We have written extensively on the ability of non-MD healthcare providers, namely nurse practitioners and physician assistants, to lower prices and increase access to medical care for consumers. But more low-hanging fruit for improving our healthcare system can be found in giving greater scope of practice to pharmacists and other pharmacy workers.
Florida is the only state in the Union that allows pharmacists to write prescriptions, albeit from a limited set of medications. Across the Atlantic, pharmacists and other non-MDs in the U.K. have been allowed to prescribe since 1992.
While greater expansion of prescribing powers in the rest of the U.S. may be a long way away, pharmacists are allowed to administer vaccines (mostly for the flu, though some states allow other vaccinations.)
Last month, New Jersey Governor Phil Murphy signed into law a bill, passed unanimously by both houses of the legislature, that would give pharmacy interns and externs the ability to vaccinate patients under the supervision of a pharmacist. From the bill:
A pharmacy intern or pharmacy extern, as defined by regulation of the New Jersey State Board of Pharmacy, may administer immunizations to patients by injection or by other delivery method, provided that the pharmacy intern or pharmacy extern is acting under the direct supervision of a licensed pharmacist who…is pre-approved by the New Jersey State Board of Pharmacy to administer vaccines and related emergency medications, and who is in compliance with the rules jointly promulgated by the New Jersey State Board of Pharmacy and the State Board of Medical Examiners.

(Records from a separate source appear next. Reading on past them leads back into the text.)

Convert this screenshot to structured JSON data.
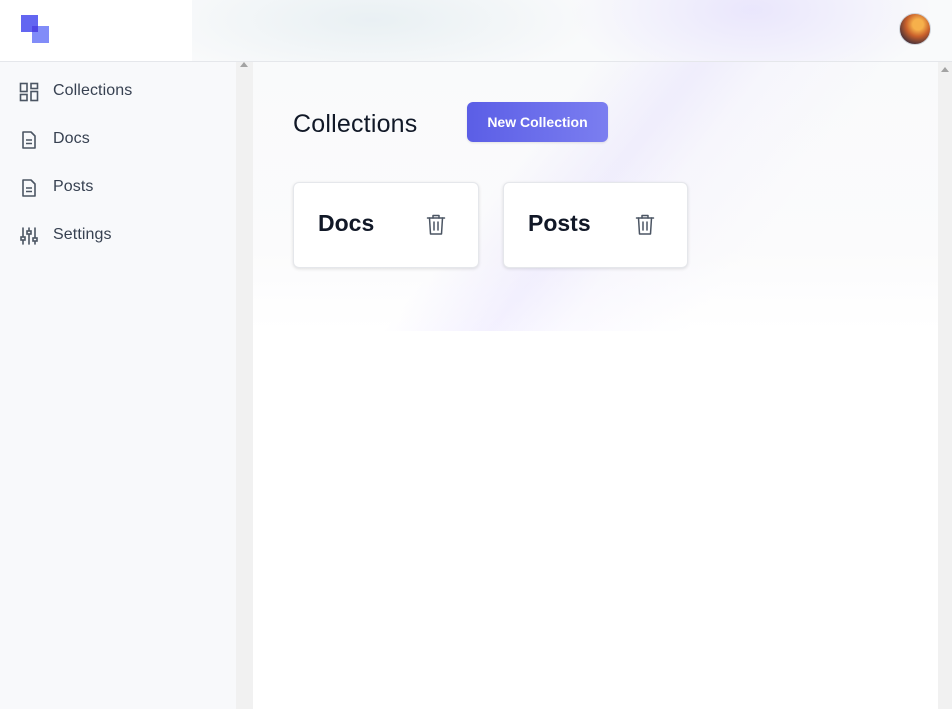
{
  "header": {
    "logo_icon": "app-logo-icon",
    "avatar_icon": "user-avatar"
  },
  "sidebar": {
    "items": [
      {
        "label": "Collections",
        "icon": "dashboard-grid-icon"
      },
      {
        "label": "Docs",
        "icon": "document-icon"
      },
      {
        "label": "Posts",
        "icon": "document-icon"
      },
      {
        "label": "Settings",
        "icon": "sliders-icon"
      }
    ]
  },
  "main": {
    "title": "Collections",
    "new_button_label": "New Collection",
    "cards": [
      {
        "title": "Docs",
        "action_icon": "trash-icon"
      },
      {
        "title": "Posts",
        "action_icon": "trash-icon"
      }
    ]
  },
  "colors": {
    "accent": "#6366f1",
    "sidebar_bg": "#f8f9fb",
    "text": "#111827"
  }
}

The reform is quite modest. Nonetheless, it expands scope-of-practice rules to the benefit of both patients, who can now access vaccines more easily, and pharmacy interns and externs, who can now be more productive in their roles.